"Unfortunately, some members of the caravan are purposely causing disruptions at our border ports of entry," Homeland Security Secretary Kirstjen Nielsen posted on Twitter. "There is a legal and illegal way to enter the U.S. We have deployed additional forces to protect our border."

Given the increasing attention on the caravan, and the insistence by top U.S. officials that the migrants will not simply be allowed to enter the U.S., the crowds in Tijuana reportedly may end up having to wait six months for their asylum claims to be heard.

“We have to wait — for how long?” Lenin Herrera Batres, a 20-year-old who left Honduras with his wife and 2-year-old son, asked the New York Times. “We don’t have the money to stay here for one month, two months.”

Another migrant, 24-year-old José Adan Núñez, told the newspaper “if I die on the way, at least I will have fought for something,” after spending a few days in a shelter in Tijuana.

Demonstrators with signs that read in Spanish: "No more Caravans", and "Let's save Tijuana, no more caravans," stand under a statue of indigenous Aztec ruler Cuauhtemoc to protest the presence of thousands of Central American migrants in Tijuana, Mexico, on Sunday. (AP)

U.S. border inspectors are already processing only about 100 asylum claims per day at Tijuana's main crossing to San Diego, according to the Associated Press. Asylum seekers are registering their names in a tattered notebook managed by migrants themselves that had more than 3,000 names even before the first members of the leading caravan started arriving last week.

The arrivals are expected to continue throughout Monday and into the week ahead.
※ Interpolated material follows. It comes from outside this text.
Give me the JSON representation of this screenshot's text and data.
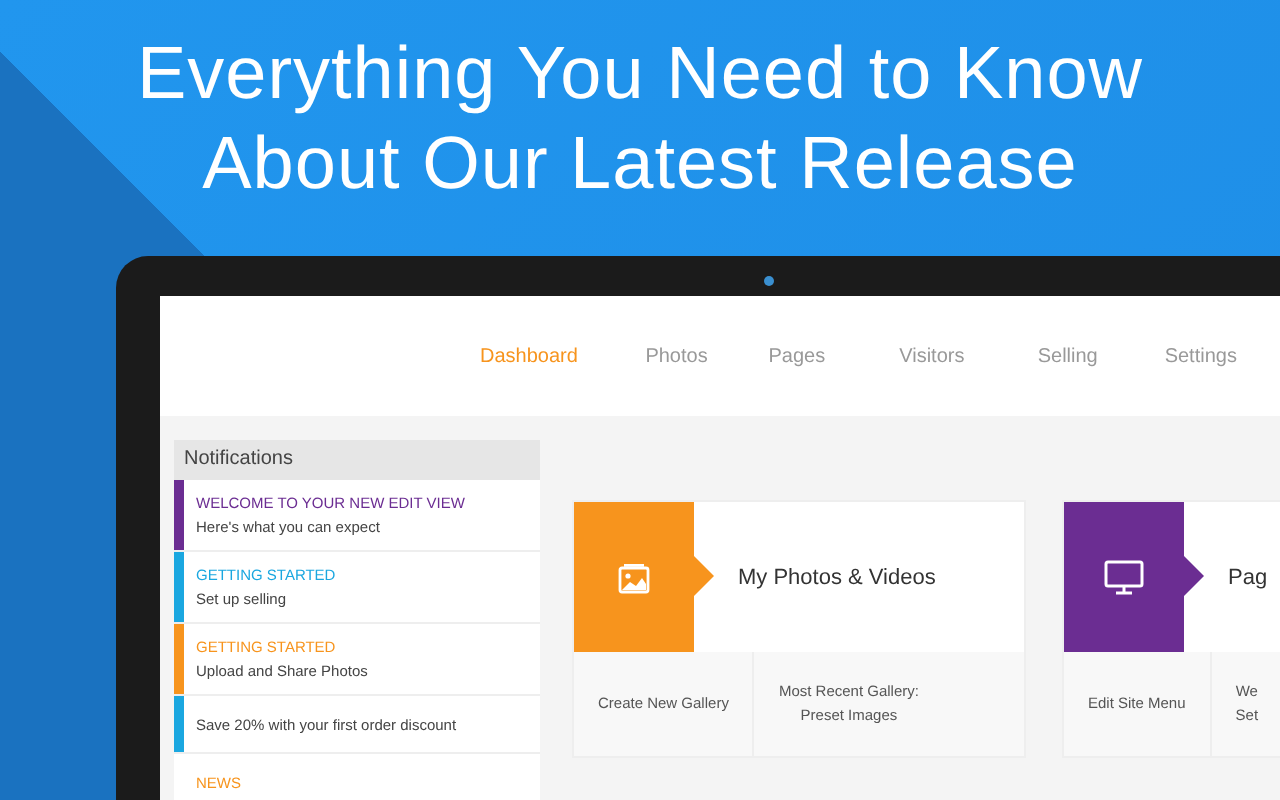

Most of a group of 3,400 migrants, who were last in the border city of Mexicali, should make it to Tijuana Monday, an advocacy organization told the New York Times.

Tijuana Mayor Juan Manuel Gastélum – who has referred to the arrivals as “bums” and questioned whether a referendum in the city of 1.6 million is needed to determine whether or not they should be allowed to stay – reportedly estimated the migrants may have to wait six months for their asylum claims to be processed.

The Mexican Interior Ministry announced Friday that just under 2,700 Central American migrants have applied for asylum in Mexico under a program launched late last month that pledged to provide them with work and living permissions faster.

Central American migrants peer out from a migrant shelter as anti-immigrant demonstrators protest one block away in Tijuana, Mexico, on Sunday.

Central American migrants peer out from a migrant shelter as anti-immigrant demonstrators protest one block away in Tijuana, Mexico, on Sunday. (AP)

Yet officials anticipate the migrant caravan arrivals in Tijuana will soon swell in excess of 10,000 people – and will need to be housed for an extended period of time – which the Mexican government says it lacks the resources for.

The majority of migrants, who have been on foot for more than a month, are sleeping on a dirt baseball field at an outdoor sports complex in Tijuana by the newly-fortified barbed wire fence that separates Mexico from the United States.

And they haven’t gotten a warm welcome from the residents of Tijuana.

On Sunday, hundreds of locals gathered around a monument in the city to protest the migrants’ arrival, waving Mexican flags and chanting "Out! Out!” the Associated Press reported.

"We don't want them in Tijuana," protesters were reported to have shouted.

Juana Rodriguez, a housewife, told the AP that the Mexican government needs to conduct background checks on the migrants to make sure they don't have criminal records.

A woman who gave her name as Paloma also lambasted the migrants, who she said came to Mexico in search of handouts. "Let their government take care of them," she told video reporters covering the protest.